In the last several years, airlines have made the transition to electronic flight bags. Nowhere is this more common than with charts and flight manuals, and the reasons are obvious. Updates are automatic; currency of publications is assured; and the decreased weight saves fuel.
An often-overlooked issue from the past was on-the-job injuries, which were very common because of shoulder and back injuries sustained from manipulating the bags (some airplanes were worse than others for causing injuries).
But there are still some skirmishes being fought. For years, pilots have relied on paper quick reference handbooks (QRHs), which contain Abnormal and Emergency checklists. The temptation is to switch to an electronic QRH for some of the same reasons: cost, efficiency, currency, et cetera. However, there has been some strong pushback from pilots on this, and for good reason.

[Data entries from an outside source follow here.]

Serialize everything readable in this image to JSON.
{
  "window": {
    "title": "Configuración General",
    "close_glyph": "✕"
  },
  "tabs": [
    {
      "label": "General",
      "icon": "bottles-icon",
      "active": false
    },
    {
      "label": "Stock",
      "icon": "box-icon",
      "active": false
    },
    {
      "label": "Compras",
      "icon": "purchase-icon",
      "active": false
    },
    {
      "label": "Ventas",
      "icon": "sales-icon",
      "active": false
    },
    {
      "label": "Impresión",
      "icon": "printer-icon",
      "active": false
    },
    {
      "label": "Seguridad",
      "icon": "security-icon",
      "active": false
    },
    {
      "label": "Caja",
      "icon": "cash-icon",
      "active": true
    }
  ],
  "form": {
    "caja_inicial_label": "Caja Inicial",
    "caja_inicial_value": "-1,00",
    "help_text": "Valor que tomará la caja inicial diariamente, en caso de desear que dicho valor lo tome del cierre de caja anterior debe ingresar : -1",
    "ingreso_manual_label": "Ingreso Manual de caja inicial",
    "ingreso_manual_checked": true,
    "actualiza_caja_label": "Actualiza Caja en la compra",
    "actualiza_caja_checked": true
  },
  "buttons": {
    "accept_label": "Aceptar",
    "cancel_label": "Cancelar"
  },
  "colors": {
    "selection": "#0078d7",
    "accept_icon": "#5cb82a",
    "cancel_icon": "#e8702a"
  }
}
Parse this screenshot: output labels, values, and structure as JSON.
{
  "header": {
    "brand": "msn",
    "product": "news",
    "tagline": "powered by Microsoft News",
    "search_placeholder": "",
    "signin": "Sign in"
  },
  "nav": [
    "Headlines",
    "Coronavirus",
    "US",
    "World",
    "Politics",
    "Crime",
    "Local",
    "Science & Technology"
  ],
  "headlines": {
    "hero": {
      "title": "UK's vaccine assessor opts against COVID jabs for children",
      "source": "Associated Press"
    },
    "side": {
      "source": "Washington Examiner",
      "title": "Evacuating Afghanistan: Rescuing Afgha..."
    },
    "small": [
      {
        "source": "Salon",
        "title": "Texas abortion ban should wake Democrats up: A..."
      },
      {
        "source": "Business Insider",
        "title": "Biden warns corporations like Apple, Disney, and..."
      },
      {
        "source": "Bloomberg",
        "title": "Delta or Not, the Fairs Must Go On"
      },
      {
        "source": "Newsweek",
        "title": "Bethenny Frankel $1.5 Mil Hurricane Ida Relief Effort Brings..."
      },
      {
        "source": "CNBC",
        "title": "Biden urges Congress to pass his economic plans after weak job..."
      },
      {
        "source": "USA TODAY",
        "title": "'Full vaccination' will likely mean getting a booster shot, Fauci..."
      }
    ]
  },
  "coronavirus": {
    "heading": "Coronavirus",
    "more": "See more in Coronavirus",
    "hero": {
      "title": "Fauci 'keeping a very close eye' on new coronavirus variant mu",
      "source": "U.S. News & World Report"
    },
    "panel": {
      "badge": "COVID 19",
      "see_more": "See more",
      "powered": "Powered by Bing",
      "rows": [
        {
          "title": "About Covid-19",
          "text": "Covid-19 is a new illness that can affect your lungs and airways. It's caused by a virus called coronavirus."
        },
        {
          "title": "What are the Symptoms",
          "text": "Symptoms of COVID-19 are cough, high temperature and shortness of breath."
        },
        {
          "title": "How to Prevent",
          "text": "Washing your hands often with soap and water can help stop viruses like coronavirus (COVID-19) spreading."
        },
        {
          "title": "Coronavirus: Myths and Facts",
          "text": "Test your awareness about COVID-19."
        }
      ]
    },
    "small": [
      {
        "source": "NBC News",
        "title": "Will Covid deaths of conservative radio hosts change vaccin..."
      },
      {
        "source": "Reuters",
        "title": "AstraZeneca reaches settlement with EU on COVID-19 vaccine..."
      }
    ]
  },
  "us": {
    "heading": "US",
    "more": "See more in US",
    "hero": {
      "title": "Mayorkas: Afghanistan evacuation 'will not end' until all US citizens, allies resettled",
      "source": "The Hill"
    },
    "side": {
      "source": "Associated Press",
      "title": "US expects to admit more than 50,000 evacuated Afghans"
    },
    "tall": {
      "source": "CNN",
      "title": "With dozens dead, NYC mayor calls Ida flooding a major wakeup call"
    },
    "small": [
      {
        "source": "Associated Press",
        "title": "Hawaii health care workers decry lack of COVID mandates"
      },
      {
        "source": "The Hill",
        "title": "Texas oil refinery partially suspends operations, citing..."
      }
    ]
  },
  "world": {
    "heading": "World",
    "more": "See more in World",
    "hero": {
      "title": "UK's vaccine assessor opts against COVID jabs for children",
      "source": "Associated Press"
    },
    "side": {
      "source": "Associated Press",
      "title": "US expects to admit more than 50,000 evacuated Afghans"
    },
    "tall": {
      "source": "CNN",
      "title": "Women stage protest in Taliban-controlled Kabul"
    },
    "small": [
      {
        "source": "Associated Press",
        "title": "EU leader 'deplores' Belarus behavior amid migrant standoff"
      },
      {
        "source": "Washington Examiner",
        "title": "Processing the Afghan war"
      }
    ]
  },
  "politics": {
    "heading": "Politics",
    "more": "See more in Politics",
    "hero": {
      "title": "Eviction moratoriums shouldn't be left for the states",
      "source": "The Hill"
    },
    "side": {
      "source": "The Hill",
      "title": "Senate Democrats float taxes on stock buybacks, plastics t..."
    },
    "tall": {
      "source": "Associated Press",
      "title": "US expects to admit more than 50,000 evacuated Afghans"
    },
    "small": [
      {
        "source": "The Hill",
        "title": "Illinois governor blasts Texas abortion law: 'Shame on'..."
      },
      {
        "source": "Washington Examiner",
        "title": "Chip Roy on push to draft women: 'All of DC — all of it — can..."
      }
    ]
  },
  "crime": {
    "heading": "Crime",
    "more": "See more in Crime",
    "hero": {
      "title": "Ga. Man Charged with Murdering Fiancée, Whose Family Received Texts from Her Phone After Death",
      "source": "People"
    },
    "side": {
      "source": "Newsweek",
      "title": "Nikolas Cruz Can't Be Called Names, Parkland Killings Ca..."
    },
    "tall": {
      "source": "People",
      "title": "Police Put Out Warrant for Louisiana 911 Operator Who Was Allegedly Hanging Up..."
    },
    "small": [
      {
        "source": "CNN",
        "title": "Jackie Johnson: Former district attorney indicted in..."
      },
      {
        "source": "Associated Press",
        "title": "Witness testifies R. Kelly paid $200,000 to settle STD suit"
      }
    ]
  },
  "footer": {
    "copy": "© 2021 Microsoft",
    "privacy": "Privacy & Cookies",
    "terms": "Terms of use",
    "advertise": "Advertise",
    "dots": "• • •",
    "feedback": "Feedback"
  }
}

The paper QRH might be a last resort, and it doesn’t have a battery that can die or overheat. It also isn’t prone to fat finger dialing. Imagine, if you will, the adrenaline rush that kicks in during some of the more dire emergencies, such as a catastrophic engine failure, a pressurization issue, or some other calamity. The electronic checklists often have hot-links in them, and during a bumpy ride or one in which your nerves have your fingers shaking, it can be easy to make a mistake and tap the wrong link, which can lead to confusion. Or worse.
Another advantage of a paper QRH is the ability to pass the book back and forth, if necessary, without worrying about bumping the screen and triggering an unexpected change. One compromise that some airlines have reached with their pilot and union reps is to ensure that there is at least one paper QRH on board versus the two that some had. Pilots are usually asked to demonstrate proficiency with the tablets in the classroom or the simulator, but they have discretion as to which one to use. Most find it easier not to have to worry about toggling between multiple apps when dealing with abnormal procedures.
The electronic flight bag is definitely here to stay, as it should be. It’s a great tool, and it needs to be utilized as much as possible. Sometimes, the old adage “less is more” applies. This definitely applies, in my opinion, to the QRH. I also sometimes wish we still had paper maintenance logs, which didn’t have as much of the tracking history in them, which made it easier to find more recent trends if you needed them.
Life is much easier with the electronic flight bag, and I have no desire to go back to paper charts, revisions, or 40-pound bags of dead weight. I do miss a few of the advantages of paper, but the one tool I don’t want to lose is my paper QRH. Here’s hoping that the airlines will recognize that is a small expense to be paid for an easy enhancement to safety.—Chip Wright